Mr. STAFFORD moved for copies of reports from the hospitals at Scutari, Kulalee, Abydos, and Therapia, and the report of Sir John M'Neill. In doing so he took occasion to produce letters in support of his own state- ments respecting the condition of the hospitals last winter, and to make inquiries respecting the future. Mr. PEEL said that the hospitals are comparatively empty, but ample provision has been made for contingencies ; and although he trusted Se- bastopol would fall before the winter, full provision has been made for another winter campaign. He read an extract from a letter recently received by Lord Panmure from Dr. Sutherland, in which the latter stated that the atmosphere in the hospitals at Scutari is as pure as it is in any civil hospital he ever was in, and more pure than he had found it in most hospitals. It was not in contemplation to increase the number of hospital nurses. The Government are, however, engaged in the formation of a trained corps of one hundred orderlies, who will be sent out expressly to take the places of the convalescents and others at present doing the duty of order- lies. Everything will also be done to obtain individual responsibility for individual duties. There will, for instance, be a responsible head of the department of the purveyor ; there will be an officer responsible fcie the supply of medicines; and there will be one medical officer in whom would be vested the gen oral control of the department. Mr. Peel said he could not produce Sir John M'Neill's report, as it is confidential. The motion, thus amended, was agreed to.

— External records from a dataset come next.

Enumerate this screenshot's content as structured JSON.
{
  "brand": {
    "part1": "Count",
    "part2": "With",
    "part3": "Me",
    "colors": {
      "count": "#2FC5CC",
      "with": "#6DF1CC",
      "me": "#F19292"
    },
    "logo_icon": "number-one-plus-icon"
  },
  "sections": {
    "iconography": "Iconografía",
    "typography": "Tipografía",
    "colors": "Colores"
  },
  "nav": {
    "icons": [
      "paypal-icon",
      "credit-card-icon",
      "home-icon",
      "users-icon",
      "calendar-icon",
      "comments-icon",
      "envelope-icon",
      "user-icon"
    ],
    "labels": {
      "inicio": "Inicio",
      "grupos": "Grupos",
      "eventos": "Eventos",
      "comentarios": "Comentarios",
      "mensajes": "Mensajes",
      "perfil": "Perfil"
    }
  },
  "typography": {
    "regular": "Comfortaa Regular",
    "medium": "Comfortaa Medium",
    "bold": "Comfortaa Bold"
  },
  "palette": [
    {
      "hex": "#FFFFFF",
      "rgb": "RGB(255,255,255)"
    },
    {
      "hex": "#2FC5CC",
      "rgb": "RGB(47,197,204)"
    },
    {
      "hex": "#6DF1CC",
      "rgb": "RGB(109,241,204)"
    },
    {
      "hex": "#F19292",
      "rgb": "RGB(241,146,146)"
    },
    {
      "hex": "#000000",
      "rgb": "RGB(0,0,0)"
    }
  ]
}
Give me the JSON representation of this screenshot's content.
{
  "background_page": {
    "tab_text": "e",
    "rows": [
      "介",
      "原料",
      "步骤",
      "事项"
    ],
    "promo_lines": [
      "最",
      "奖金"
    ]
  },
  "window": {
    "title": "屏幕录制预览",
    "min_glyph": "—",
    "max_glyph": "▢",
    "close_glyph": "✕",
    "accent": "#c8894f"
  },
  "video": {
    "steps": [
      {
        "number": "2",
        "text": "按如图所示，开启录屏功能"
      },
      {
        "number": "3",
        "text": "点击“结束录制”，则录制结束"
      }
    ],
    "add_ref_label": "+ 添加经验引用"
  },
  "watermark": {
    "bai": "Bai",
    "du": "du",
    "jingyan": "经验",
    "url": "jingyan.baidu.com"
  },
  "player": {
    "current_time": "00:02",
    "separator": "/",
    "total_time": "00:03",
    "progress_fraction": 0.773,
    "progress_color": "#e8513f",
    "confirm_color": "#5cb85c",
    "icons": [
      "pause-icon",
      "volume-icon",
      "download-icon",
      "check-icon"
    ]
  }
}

At the evening sitting on Thursday, Captain SOOBELL moved for a Select Committee to inquire into the government of the Navy relating tc the lists of officers, patronage, promotion, and the efficiency of the seamen of all the grades belonging to it. His object was to show that promotioe is obtained through family and political influence, Sir CHARLES 1V001) objected to the motion on the ground that the whole -subject had been inquired into by Lord Seymour's Committee ; and that all their recommendations except one—on the promotion of captains to be admirals by selection instead of seniority—had been adopted. He entered somewhat into the subject to show the difficulty of disposing of patronage, as complaints are rife whether promotions are made by seniority er selection. He defended the constitution of the Admiralty.

While Admiral WaLcarr was speaking, a Member moved that the House be counted ; and as there were not forty Members present, the House adjourned.


At ten minutes past three o'clock a. in. on Tuesday, the House of Com- mons was counted out, while in Committee on the Crime and Outrage (Ireland) Bill. There were thirty-seven Members present.